Monday, August 01, 2011

Who won the debt ceiling fight?

I can't figure out if Barack Obama is one of the slickest political operatives in the history of the White House or one of the worst poker players ever to inhabit that building. Let me explain why I am confused.

The evidence for Obama being an awful poker player is strong. He consistently negotiates from a position of weakness, moves toward the other side even before they ask him to, and voluntarily throws away an advantage in the interest of being 'bipartisan'. He has 'tells' that make it easy to figure out where is his real bottom line on any issue and how hard you have to push him before he throws in his cards. He doesn't seem to be able to 'read' the other side very well. It is clear that he had no idea how strong an influence the 'Tea Baggers' have on the Republican party because he wasted weeks negotiating with Boehner under the totally false assumption that Boehner, rather than the Tea Party freshmen, was in control of the House Republicans and had the power to negotiate a deal. As a result, he doesn't seem to be able to run a successful bluff or execute a strategy that forces a compromise.

Obama does not appear to know how to exercise power in a political environment. He has all the strengths and weaknesses of an academic. He is thoughtful, intelligent, knowledgeable, relatively objective, slow to take a position on complex issues, and open to listening to opposing ideas. Those are excellent personal characteristics - for a professor in an academic environment. They aren't quite so useful in a politician who must contend with fanatical ideologues who are willing to burn down the city to make a political point. I believe that because he is so reasonable, he does not understand people like the Tea Partyers. He would never go as far as they are willing to go to win a political fight.

On the other hand, I have been listening to many experienced political analysts who assert that he got as good a deal as was possible in the proposed debt ceiling legislation. After all, he has had the enormous handicap of attempting to negotiate a deal with people who are not willing to negotiate at all. Their strategy is to say 'my way or the highway'. It's like playing chicken with an idiot who is perfectly willing to crash into your car at 70 miles an hour in order to prove how 'manly' he is. When dealing with someone like that, you are always going to have to give in if you want to survive.

Here's what the administration achieved in the latest version of the bill. The Republicans wanted to fight this battle all over again in the middle of next year's election and insisted on a short term raising of the debt ceiling that would only last a few months. The current bill raises the debt ceiling enough to last into 2013. That's definitely a win for Obama. The Republicans wanted massive cuts in Social Security, Medicare, and Medicaid. Those programs are exempt from any cuts in the current bill. This is another win for Obama.
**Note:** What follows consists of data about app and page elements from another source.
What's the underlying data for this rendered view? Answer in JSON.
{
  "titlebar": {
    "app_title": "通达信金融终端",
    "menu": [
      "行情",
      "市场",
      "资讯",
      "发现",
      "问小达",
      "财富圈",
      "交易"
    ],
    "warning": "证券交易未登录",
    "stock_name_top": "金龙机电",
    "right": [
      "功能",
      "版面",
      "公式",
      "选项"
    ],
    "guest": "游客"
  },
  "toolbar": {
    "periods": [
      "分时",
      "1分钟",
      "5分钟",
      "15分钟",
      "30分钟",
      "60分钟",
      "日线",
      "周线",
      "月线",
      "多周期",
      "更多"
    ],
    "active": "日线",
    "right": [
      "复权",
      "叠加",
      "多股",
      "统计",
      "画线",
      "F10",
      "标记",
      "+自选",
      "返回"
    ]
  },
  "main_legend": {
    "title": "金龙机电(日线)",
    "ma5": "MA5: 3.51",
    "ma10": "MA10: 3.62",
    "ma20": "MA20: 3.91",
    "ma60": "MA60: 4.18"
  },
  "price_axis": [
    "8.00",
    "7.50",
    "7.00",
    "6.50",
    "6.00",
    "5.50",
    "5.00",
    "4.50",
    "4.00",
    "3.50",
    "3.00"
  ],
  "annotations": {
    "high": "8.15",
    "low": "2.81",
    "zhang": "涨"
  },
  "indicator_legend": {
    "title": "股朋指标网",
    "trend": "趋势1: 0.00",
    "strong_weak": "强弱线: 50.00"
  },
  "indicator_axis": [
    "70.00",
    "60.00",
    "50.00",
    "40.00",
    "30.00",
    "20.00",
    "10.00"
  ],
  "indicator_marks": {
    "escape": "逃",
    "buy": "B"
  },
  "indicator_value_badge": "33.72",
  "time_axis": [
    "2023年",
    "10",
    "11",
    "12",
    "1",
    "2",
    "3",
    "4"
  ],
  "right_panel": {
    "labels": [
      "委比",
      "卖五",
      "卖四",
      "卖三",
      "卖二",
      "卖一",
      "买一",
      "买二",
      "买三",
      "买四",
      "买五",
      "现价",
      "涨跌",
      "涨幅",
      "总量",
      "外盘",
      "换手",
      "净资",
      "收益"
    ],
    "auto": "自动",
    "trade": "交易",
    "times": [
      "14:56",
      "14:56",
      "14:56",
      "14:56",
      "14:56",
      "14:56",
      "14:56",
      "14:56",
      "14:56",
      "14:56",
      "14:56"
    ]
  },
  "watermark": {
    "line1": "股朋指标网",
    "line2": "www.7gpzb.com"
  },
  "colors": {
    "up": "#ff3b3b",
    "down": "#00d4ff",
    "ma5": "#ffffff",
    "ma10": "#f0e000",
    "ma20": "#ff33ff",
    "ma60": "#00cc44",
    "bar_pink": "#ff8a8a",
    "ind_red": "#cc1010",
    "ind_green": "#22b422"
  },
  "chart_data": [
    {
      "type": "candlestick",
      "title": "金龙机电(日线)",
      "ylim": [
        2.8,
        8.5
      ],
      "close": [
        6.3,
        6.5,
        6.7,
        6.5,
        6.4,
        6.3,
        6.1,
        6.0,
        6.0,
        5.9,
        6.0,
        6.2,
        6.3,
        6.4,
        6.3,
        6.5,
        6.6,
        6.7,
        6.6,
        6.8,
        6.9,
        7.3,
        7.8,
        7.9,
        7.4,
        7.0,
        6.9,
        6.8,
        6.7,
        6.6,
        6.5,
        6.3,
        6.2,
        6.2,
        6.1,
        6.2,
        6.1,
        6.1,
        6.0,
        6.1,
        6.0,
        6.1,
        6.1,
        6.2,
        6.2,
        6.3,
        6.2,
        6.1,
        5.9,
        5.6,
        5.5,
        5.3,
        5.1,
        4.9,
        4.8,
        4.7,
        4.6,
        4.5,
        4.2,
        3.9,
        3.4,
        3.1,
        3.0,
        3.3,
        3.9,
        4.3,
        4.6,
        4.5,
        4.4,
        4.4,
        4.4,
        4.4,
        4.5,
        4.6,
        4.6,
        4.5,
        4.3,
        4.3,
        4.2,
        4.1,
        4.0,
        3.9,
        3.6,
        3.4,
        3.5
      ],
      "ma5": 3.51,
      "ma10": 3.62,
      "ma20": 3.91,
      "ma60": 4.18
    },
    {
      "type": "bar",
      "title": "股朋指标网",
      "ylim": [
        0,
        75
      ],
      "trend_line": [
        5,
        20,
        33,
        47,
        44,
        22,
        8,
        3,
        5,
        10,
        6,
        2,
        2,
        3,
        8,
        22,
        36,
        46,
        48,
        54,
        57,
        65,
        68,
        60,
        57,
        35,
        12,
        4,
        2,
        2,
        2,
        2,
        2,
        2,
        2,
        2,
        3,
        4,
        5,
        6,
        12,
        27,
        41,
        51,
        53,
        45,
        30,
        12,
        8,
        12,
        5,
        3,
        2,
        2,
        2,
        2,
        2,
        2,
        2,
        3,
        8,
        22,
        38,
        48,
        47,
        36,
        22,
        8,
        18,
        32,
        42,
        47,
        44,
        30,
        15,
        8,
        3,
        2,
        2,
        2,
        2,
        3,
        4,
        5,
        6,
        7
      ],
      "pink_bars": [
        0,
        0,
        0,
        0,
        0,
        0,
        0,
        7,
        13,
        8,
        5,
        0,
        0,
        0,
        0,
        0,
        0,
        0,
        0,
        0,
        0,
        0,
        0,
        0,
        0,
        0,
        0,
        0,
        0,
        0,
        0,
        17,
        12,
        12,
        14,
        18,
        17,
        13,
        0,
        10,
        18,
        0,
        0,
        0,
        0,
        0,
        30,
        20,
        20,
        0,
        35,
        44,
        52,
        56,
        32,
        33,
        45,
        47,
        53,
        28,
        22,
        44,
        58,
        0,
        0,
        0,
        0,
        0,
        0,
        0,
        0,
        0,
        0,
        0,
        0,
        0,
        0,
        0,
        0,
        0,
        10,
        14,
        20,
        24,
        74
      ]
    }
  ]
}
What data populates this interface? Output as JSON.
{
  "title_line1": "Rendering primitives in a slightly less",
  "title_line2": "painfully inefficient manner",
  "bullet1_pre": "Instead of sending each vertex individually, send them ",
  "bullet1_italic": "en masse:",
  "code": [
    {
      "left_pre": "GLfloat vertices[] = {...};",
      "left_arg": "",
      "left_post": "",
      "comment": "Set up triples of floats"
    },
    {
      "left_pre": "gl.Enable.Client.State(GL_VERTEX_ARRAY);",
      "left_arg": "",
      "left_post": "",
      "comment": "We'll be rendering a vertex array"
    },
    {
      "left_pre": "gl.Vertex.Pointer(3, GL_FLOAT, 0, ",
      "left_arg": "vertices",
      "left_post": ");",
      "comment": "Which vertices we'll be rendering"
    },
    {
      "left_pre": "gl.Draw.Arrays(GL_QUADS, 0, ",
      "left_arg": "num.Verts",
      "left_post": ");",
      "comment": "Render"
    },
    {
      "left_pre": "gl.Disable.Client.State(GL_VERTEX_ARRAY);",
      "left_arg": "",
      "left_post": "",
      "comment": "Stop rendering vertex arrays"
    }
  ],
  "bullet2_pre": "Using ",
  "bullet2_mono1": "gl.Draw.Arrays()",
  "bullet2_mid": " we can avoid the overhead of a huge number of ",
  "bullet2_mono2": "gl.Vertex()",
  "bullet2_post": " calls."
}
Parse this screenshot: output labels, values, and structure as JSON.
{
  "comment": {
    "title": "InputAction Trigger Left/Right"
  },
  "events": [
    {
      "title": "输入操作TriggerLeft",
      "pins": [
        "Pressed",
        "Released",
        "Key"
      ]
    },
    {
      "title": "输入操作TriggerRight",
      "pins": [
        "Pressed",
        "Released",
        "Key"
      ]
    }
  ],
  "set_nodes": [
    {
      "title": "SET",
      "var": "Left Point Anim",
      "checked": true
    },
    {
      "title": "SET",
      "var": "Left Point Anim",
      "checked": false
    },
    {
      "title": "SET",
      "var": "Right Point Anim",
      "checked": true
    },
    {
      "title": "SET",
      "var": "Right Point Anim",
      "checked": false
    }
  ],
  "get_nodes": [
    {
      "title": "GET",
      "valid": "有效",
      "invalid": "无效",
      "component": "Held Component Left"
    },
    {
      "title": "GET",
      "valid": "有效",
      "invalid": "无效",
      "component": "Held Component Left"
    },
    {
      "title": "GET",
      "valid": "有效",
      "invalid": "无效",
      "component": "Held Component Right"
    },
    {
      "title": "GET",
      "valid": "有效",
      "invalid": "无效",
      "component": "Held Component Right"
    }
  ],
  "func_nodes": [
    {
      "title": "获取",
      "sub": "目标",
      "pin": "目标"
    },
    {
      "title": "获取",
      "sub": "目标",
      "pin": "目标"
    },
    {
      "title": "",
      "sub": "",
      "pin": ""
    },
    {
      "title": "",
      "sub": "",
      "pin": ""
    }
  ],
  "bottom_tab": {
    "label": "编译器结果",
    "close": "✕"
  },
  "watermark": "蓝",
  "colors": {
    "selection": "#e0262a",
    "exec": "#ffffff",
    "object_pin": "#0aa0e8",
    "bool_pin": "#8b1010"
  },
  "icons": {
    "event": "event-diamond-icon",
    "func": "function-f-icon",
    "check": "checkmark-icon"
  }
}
The Republicans demanded that Congress pass a balanced budget amendment to the Constitution before they would be willing to raise the debt ceiling. The new law requires that both houses of Congress vote on a balanced budget amendment in the future, after the new law is in force. And there is no way a balanced budget amendment will pass in the Senate. This is another win for Obama.

On the negative side, the Republicans were able to require that the spending cuts had to be at least as many dollars as the debt ceiling was raised. On the face of it, this sounds like a win for the Republicans. Except for the fact that the vast majority of these cuts will take place several years down the road and the Republicans originally demanded that the cuts be front-loaded in 2011 and 2012. This seems to me to be at least a partial win for Obama. A more serious loss for Obama, however, was that he allowed the Republicans to frame the argument in the way they wanted. When we should have been talking about jobs and unemployment, we were wasting our time wrangling about deficit reduction. It's true that the deficit is a serious problem but unemployment is an even bigger and more immediate problem. It's like worrying about an overdue credit card bill rather than trying to put out the fire when your house is burning down. Reducing spending is a way to reduce jobs, not increase them.

So what is my conclusion? I've actually changed my mind a bit as I have been writing this entry. Originally, I was strongly in the 'lousy poker player' camp but as I analyzed the results in detail, it made me realize that Obama could have done a lot worse. Maybe he's a better poker player than I thought. I still believe that he is too academic and too conservative but it could be worse. We could be dealing with a President Palin.